Hitches are an underlooked, but vital component of your RV gear. If you purchase the wrong type of hitch for your trailer and tow vehicle, you could risk causing serious damage or an accident while traveling.
To help you find the best fit for your camper, we have listed 5 tips you should discuss with your RV dealership or service station when shopping for a hitch.
1. Know your trailer’s real weight
Most marketing brochures list a travel trailer’s Unloaded Vehicle Weight (UVW). This represents the trailer's weight with just the standard equipment after manufacturing.
But no one camps with just the standard equipment. Your camper will be packed with all your clothes, toys and accessories, and the water and fuel tanks will be full, as well. Therefore, you need to purchase a hitch that will support the true weight of your trailer.
2. Know your vehicle towing capacity
Once you know how much your trailer is really going to weigh, you need to determine your car or truck’s towing capacity. This information can be found in the owners’ manual.
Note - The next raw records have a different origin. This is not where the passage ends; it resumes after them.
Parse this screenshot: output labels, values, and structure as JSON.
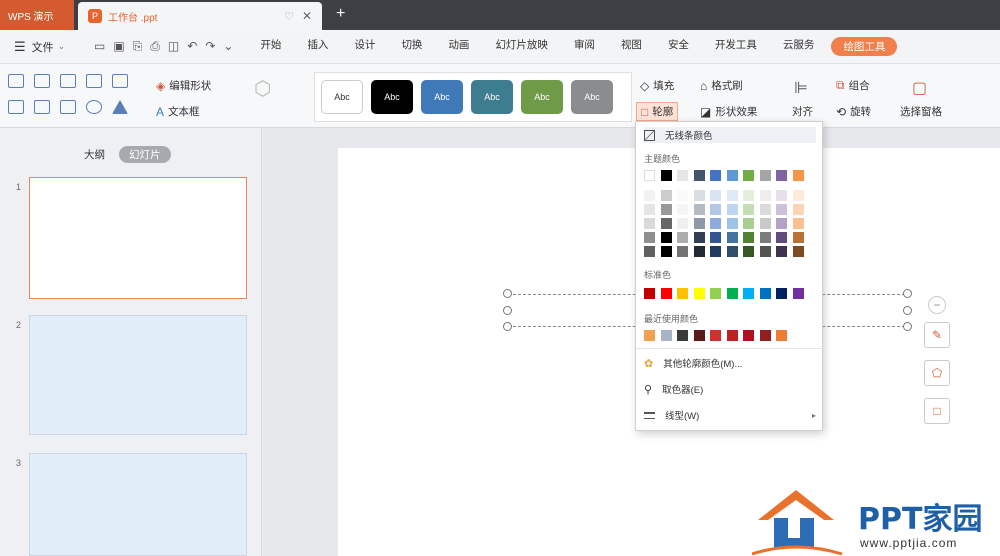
{
  "titlebar": {
    "app_tab": "WPS 演示",
    "doc_name": "工作台 .ppt",
    "add_tab": "+"
  },
  "menubar": {
    "file": "文件",
    "tabs": [
      "开始",
      "插入",
      "设计",
      "切换",
      "动画",
      "幻灯片放映",
      "审阅",
      "视图",
      "安全",
      "开发工具",
      "云服务"
    ],
    "active_tool": "绘图工具"
  },
  "ribbon": {
    "edit_shape": "编辑形状",
    "textbox": "文本框",
    "fill": "填充",
    "format_painter": "格式刷",
    "outline": "轮廓",
    "shape_effect": "形状效果",
    "align": "对齐",
    "combine": "组合",
    "rotate": "旋转",
    "select_pane": "选择窗格",
    "style_label": "Abc",
    "style_colors": [
      "#ffffff",
      "#000000",
      "#3f79b8",
      "#3e7d90",
      "#6f9a48",
      "#8a8c8f"
    ]
  },
  "left_panel": {
    "tab_outline": "大纲",
    "tab_slides": "幻灯片",
    "thumb_numbers": [
      "1",
      "2",
      "3"
    ]
  },
  "dropdown": {
    "no_outline": "无线条颜色",
    "theme_colors_label": "主题颜色",
    "standard_colors_label": "标准色",
    "recent_colors_label": "最近使用颜色",
    "more_colors": "其他轮廓颜色(M)...",
    "eyedropper": "取色器(E)",
    "line_style": "线型(W)",
    "theme_top": [
      "#ffffff",
      "#000000",
      "#e7e6e6",
      "#44546a",
      "#4472c4",
      "#5b9bd5",
      "#70ad47",
      "#a5a5a5",
      "#8064a2",
      "#f79646"
    ],
    "standard": [
      "#c00000",
      "#ff0000",
      "#ffc000",
      "#ffff00",
      "#92d050",
      "#00b050",
      "#00b0f0",
      "#0070c0",
      "#002060",
      "#7030a0"
    ],
    "recent": [
      "#f0a050",
      "#a6b4c6",
      "#3a3a3a",
      "#5a1a1a",
      "#d03030",
      "#c02020",
      "#b01020",
      "#902020",
      "#ed7d31"
    ]
  },
  "watermark": {
    "brand": "PPT家园",
    "url": "www.pptjia.com"
  }
}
If your tow vehicle is not rated for the weight of your trailer, you could cause unnecessary damage to your vehicle or even be involved in a serious accident. If this is the case, you will need to consider purchasing another trailer or another tow vehicle.
3. Know whether you will need weight distribution and sway control
For most travel trailers, a weight distribution hitch is essential for safely towing your RV on the road. This type of hitch balances the weight of the trailer between both it and the tow vehicle in order to prevent sagging at the hitch tongue. This helps improve your ability to steer, brake and control your trailer when on the move.
Likewise, a sway control device will help you keep your trailer straight in the event of high winds, passing trucks or bad weather. Without sway control, it is possible for your trailer to swing so much you will lose control and even cause an accident.
4. Know whether you need any add-ons
When you are shopping for your hitch equipment, make sure you review with your dealership whether you’ll need to install any additional items to comply with regulations and tow your RV safely. Common add-ons include:
Brake control: this electronic device will trigger your trailer’s brakes when you apply brakes in your tow vehicle.
Towing mirrors: When driving, you need to be able to see the back corner of your trailer, so extended towing mirrors are a must if your current mirrors are unable to accomplish this.
Rear observation camera: Fast becoming a standard inclusion, a rear observation camera will help you avoid obstacles while you are backing up.
5. Know how to control your trailer when driving
Driving with a travel trailer, pop-up or other tow-behind vehicle takes more skill and attention than just driving a car. Remember, you are pulling a big, heavy house behind you. You’ll need extra time to stop, turn, back-in and maneuver.
After you buy your RV, head to an empty parking lot and practice, practice, practice!
Once you've got your new trailer hitched up, you'll need to stock up on all the essential supplies for your trip! Download our free RV Adventure Checklist to make sure you everything you'll need.